*DIRECTIONS FOR THIS TASK:* Go through the data and count the lines holding the string "Disk". Write only the number.

[[ MATERIAL FOR THIS TASK, beginning ]]

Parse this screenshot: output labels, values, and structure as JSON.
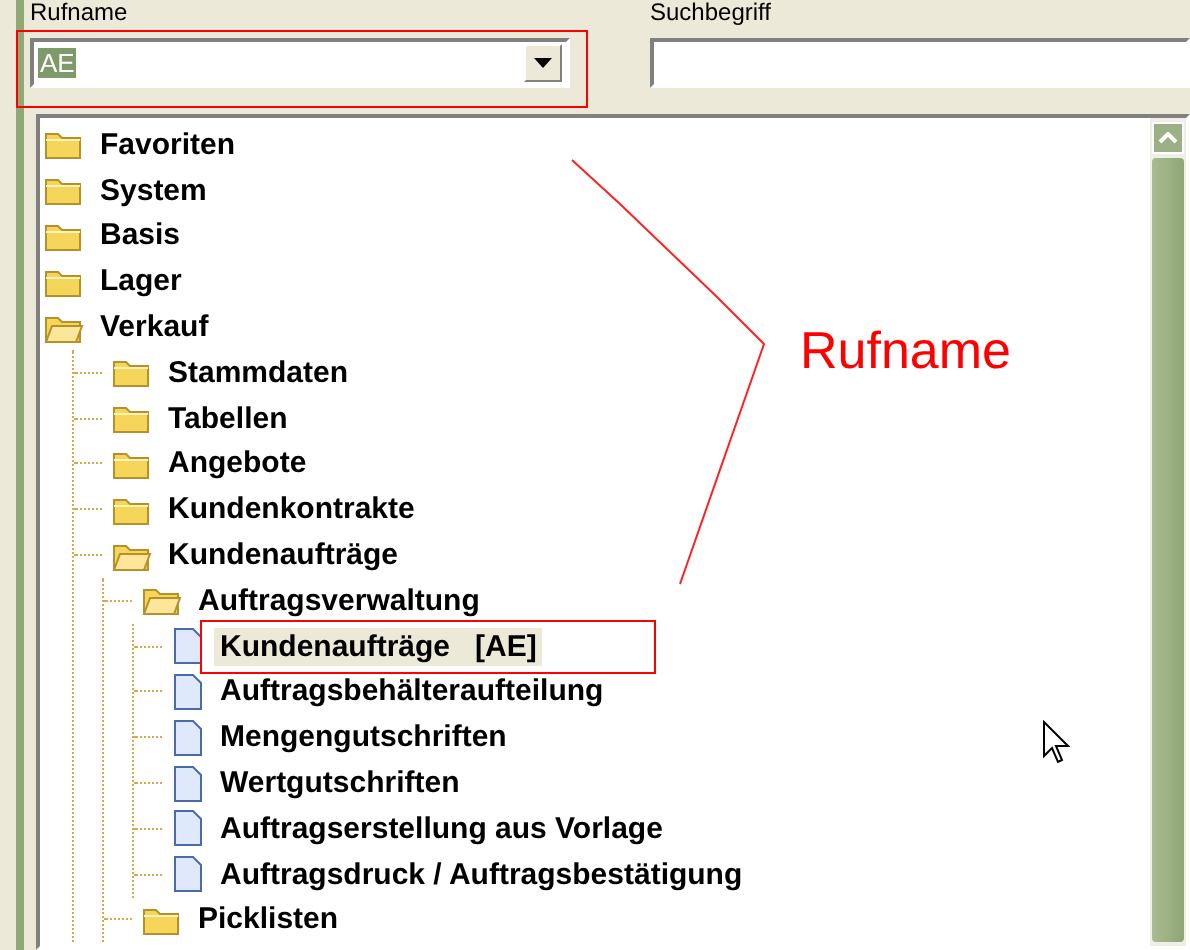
{
  "fields": [
    {
      "kind": "combo",
      "label": "Rufname",
      "value": "AE"
    },
    {
      "kind": "text",
      "label": "Suchbegriff"
    }
  ],
  "tree": [
    {
      "label": "Favoriten",
      "kind": "folder",
      "expanded": false,
      "selected": false
    },
    {
      "label": "System",
      "kind": "folder",
      "expanded": false,
      "selected": false
    },
    {
      "label": "Basis",
      "kind": "folder",
      "expanded": false,
      "selected": false
    },
    {
      "label": "Lager",
      "kind": "folder",
      "expanded": false,
      "selected": false
    },
    {
      "label": "Verkauf",
      "kind": "folder",
      "expanded": true,
      "selected": false,
      "children": [
        {
          "label": "Stammdaten",
          "kind": "folder",
          "expanded": false,
          "selected": false
        },
        {
          "label": "Tabellen",
          "kind": "folder",
          "expanded": false,
          "selected": false
        },
        {
          "label": "Angebote",
          "kind": "folder",
          "expanded": false,
          "selected": false
        },
        {
          "label": "Kundenkontrakte",
          "kind": "folder",
          "expanded": false,
          "selected": false
        },
        {
          "label": "Kundenaufträge",
          "kind": "folder",
          "expanded": true,
          "selected": false,
          "children": [
            {
              "label": "Auftragsverwaltung",
              "kind": "folder",
              "expanded": true,
              "selected": false,
              "children": [
                {
                  "label": "Kundenaufträge   [AE]",
                  "kind": "document",
                  "selected": true
                },
                {
                  "label": "Auftragsbehälteraufteilung",
                  "kind": "document",
                  "selected": false
                },
                {
                  "label": "Mengengutschriften",
                  "kind": "document",
                  "selected": false
                },
                {
                  "label": "Wertgutschriften",
                  "kind": "document",
                  "selected": false
                },
                {
                  "label": "Auftragserstellung aus Vorlage",
                  "kind": "document",
                  "selected": false
                },
                {
                  "label": "Auftragsdruck / Auftragsbestätigung",
                  "kind": "document",
                  "selected": false
                }
              ]
            },
            {
              "label": "Picklisten",
              "kind": "folder",
              "expanded": false,
              "selected": false
            }
          ]
        }
      ]
    }
  ],
  "annotation": {
    "label": "Rufname"
  }
}
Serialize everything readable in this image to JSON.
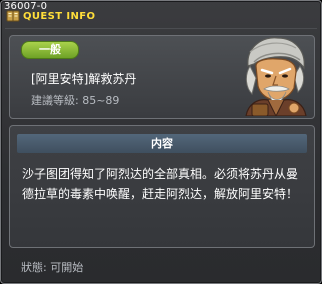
{
  "window": {
    "quest_id": "36007-0",
    "title": "QUEST INFO"
  },
  "header": {
    "level_badge": "一般",
    "quest_name": "[阿里安特]解救苏丹",
    "level_requirement": "建議等級: 85~89",
    "npc_portrait_icon": "elderly-npc-portrait"
  },
  "body": {
    "section_label": "内容",
    "description": "沙子图团得知了阿烈达的全部真相。必须将苏丹从曼德拉草的毒素中唤醒，赶走阿烈达，解放阿里安特！"
  },
  "footer": {
    "status": "狀態: 可開始"
  },
  "colors": {
    "title": "#ffde3a",
    "badge": "#8fbe39",
    "section_tab": "#4a5d70"
  }
}
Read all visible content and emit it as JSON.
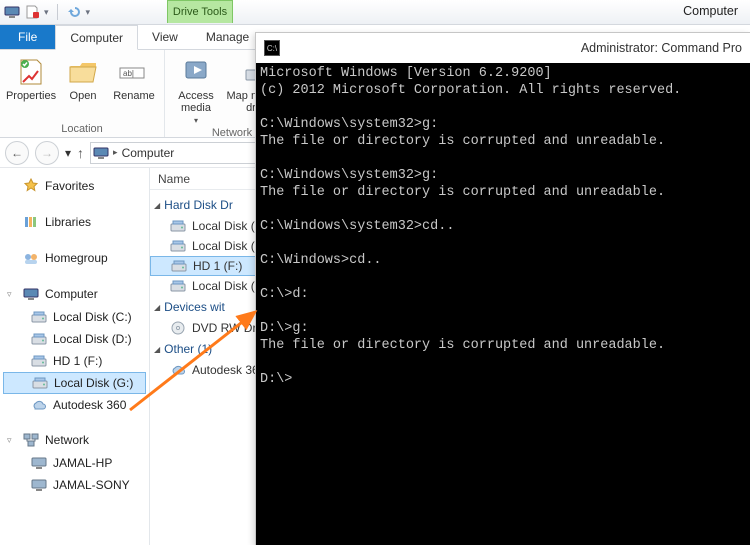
{
  "window_title": "Computer",
  "drive_tools_label": "Drive Tools",
  "tabs": {
    "file": "File",
    "computer": "Computer",
    "view": "View",
    "manage": "Manage"
  },
  "ribbon": {
    "properties": "Properties",
    "open": "Open",
    "rename": "Rename",
    "access_media": "Access\nmedia",
    "map_network": "Map network\ndrive",
    "group_location": "Location",
    "group_network": "Network"
  },
  "addressbar": {
    "location": "Computer"
  },
  "nav": {
    "favorites": "Favorites",
    "libraries": "Libraries",
    "homegroup": "Homegroup",
    "computer": "Computer",
    "drives": [
      "Local Disk (C:)",
      "Local Disk (D:)",
      "HD 1 (F:)",
      "Local Disk (G:)",
      "Autodesk 360"
    ],
    "network": "Network",
    "network_items": [
      "JAMAL-HP",
      "JAMAL-SONY"
    ]
  },
  "content": {
    "header_name": "Name",
    "group_hdd": "Hard Disk Dr",
    "hdd_items": [
      "Local Disk (",
      "Local Disk (",
      "HD 1 (F:)",
      "Local Disk ("
    ],
    "group_devices": "Devices wit",
    "device_items": [
      "DVD RW Dr"
    ],
    "group_other": "Other (1)",
    "other_items": [
      "Autodesk 36"
    ]
  },
  "cmd": {
    "title": "Administrator: Command Pro",
    "lines": [
      "Microsoft Windows [Version 6.2.9200]",
      "(c) 2012 Microsoft Corporation. All rights reserved.",
      "",
      "C:\\Windows\\system32>g:",
      "The file or directory is corrupted and unreadable.",
      "",
      "C:\\Windows\\system32>g:",
      "The file or directory is corrupted and unreadable.",
      "",
      "C:\\Windows\\system32>cd..",
      "",
      "C:\\Windows>cd..",
      "",
      "C:\\>d:",
      "",
      "D:\\>g:",
      "The file or directory is corrupted and unreadable.",
      "",
      "D:\\>"
    ]
  }
}
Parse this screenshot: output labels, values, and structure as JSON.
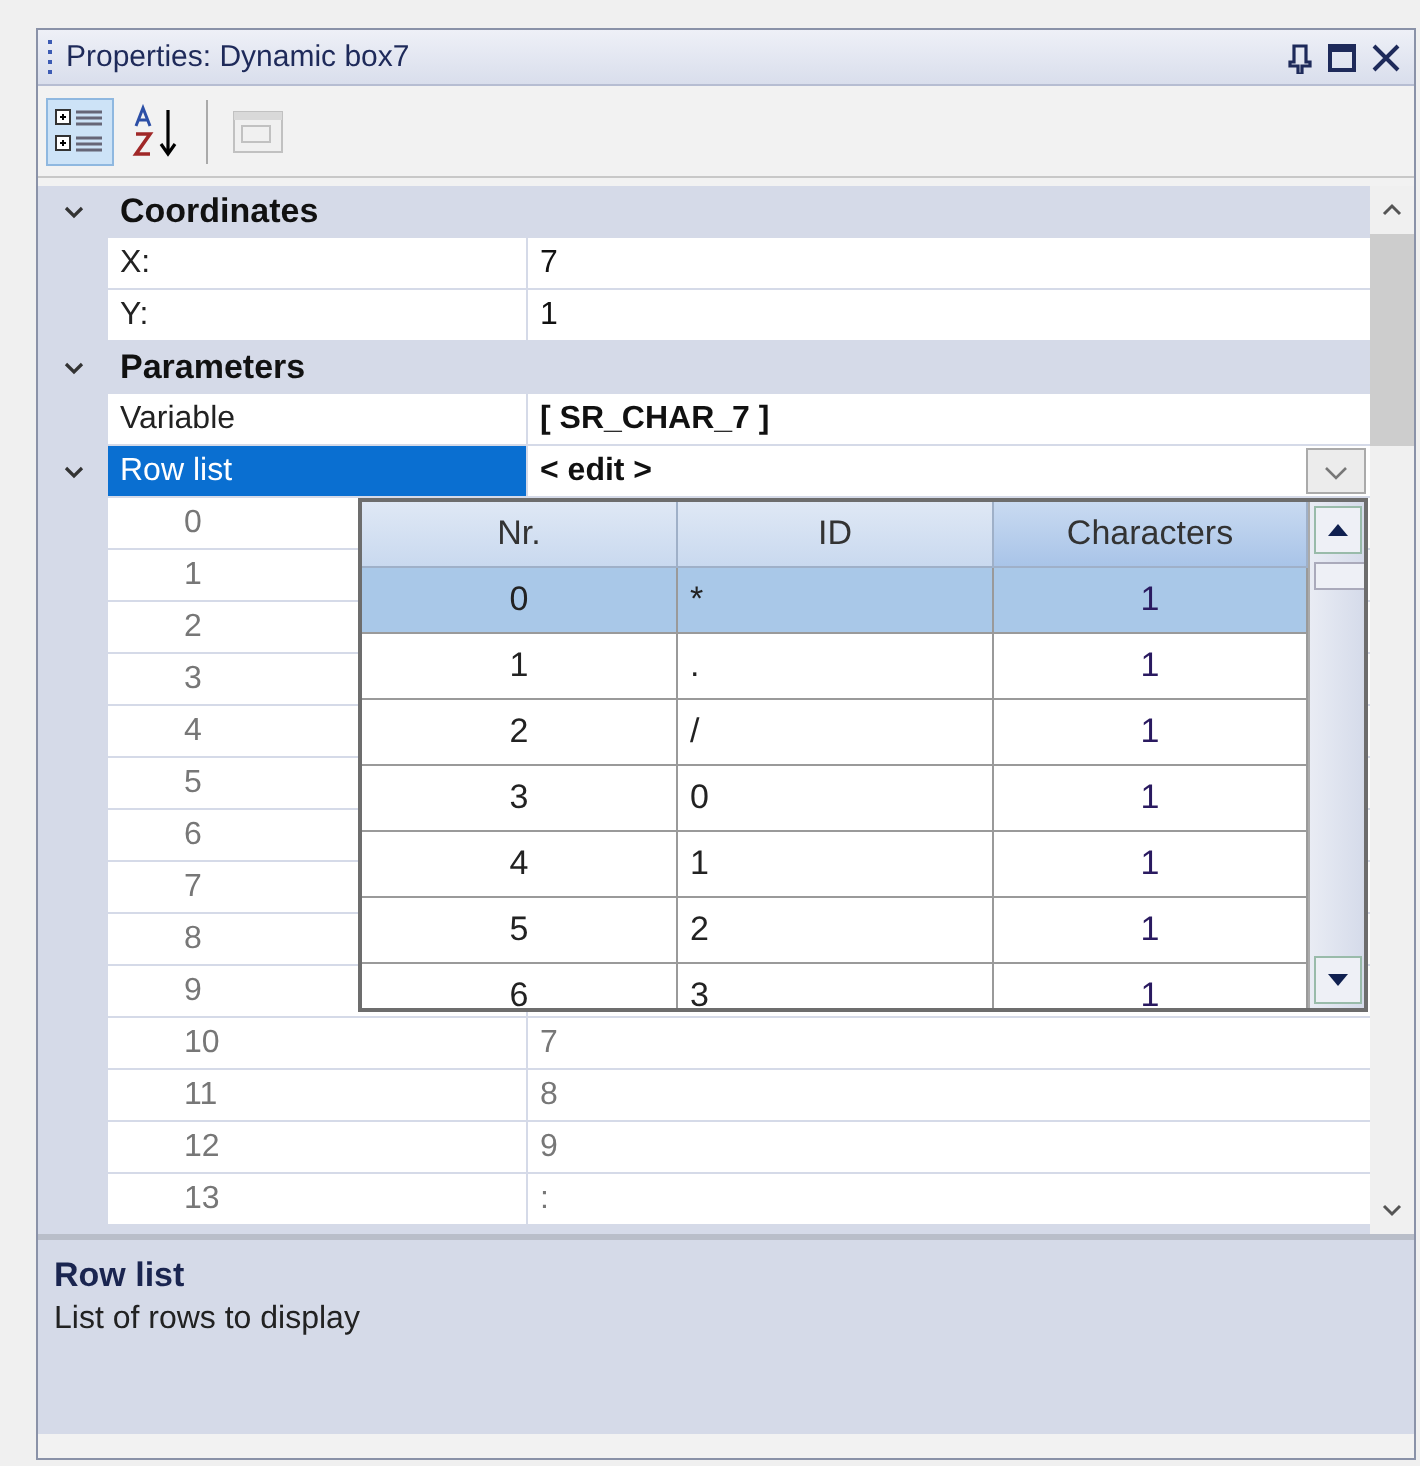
{
  "window": {
    "title": "Properties: Dynamic box7"
  },
  "toolbar": [
    {
      "kind": "categorized",
      "selected": true,
      "disabled": false
    },
    {
      "kind": "alphabetical",
      "selected": false,
      "disabled": false
    },
    {
      "kind": "pages",
      "selected": false,
      "disabled": true
    }
  ],
  "categories": [
    {
      "name": "Coordinates",
      "expanded": true,
      "properties": [
        {
          "name": "X:",
          "value": "7",
          "selected": false,
          "bold": false
        },
        {
          "name": "Y:",
          "value": "1",
          "selected": false,
          "bold": false
        }
      ]
    },
    {
      "name": "Parameters",
      "expanded": true,
      "properties": [
        {
          "name": "Variable",
          "value": "[ SR_CHAR_7 ]",
          "selected": false,
          "bold": true
        },
        {
          "name": "Row list",
          "value": "< edit >",
          "selected": true,
          "bold": true,
          "expanded": true,
          "children": [
            {
              "name": "0"
            },
            {
              "name": "1"
            },
            {
              "name": "2"
            },
            {
              "name": "3"
            },
            {
              "name": "4"
            },
            {
              "name": "5"
            },
            {
              "name": "6"
            },
            {
              "name": "7"
            },
            {
              "name": "8"
            },
            {
              "name": "9"
            },
            {
              "name": "10",
              "value": "7"
            },
            {
              "name": "11",
              "value": "8"
            },
            {
              "name": "12",
              "value": "9"
            },
            {
              "name": "13",
              "value": ":"
            }
          ]
        }
      ]
    }
  ],
  "dropdown": {
    "columns": [
      "Nr.",
      "ID",
      "Characters"
    ],
    "rows": [
      {
        "nr": "0",
        "id": "*",
        "characters": "1",
        "selected": true
      },
      {
        "nr": "1",
        "id": ".",
        "characters": "1",
        "selected": false
      },
      {
        "nr": "2",
        "id": "/",
        "characters": "1",
        "selected": false
      },
      {
        "nr": "3",
        "id": "0",
        "characters": "1",
        "selected": false
      },
      {
        "nr": "4",
        "id": "1",
        "characters": "1",
        "selected": false
      },
      {
        "nr": "5",
        "id": "2",
        "characters": "1",
        "selected": false
      },
      {
        "nr": "6",
        "id": "3",
        "characters": "1",
        "selected": false
      }
    ]
  },
  "description": {
    "title": "Row list",
    "text": "List of rows to display"
  }
}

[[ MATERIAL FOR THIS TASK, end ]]

*RESULT OF THIS EXERCISE:* 7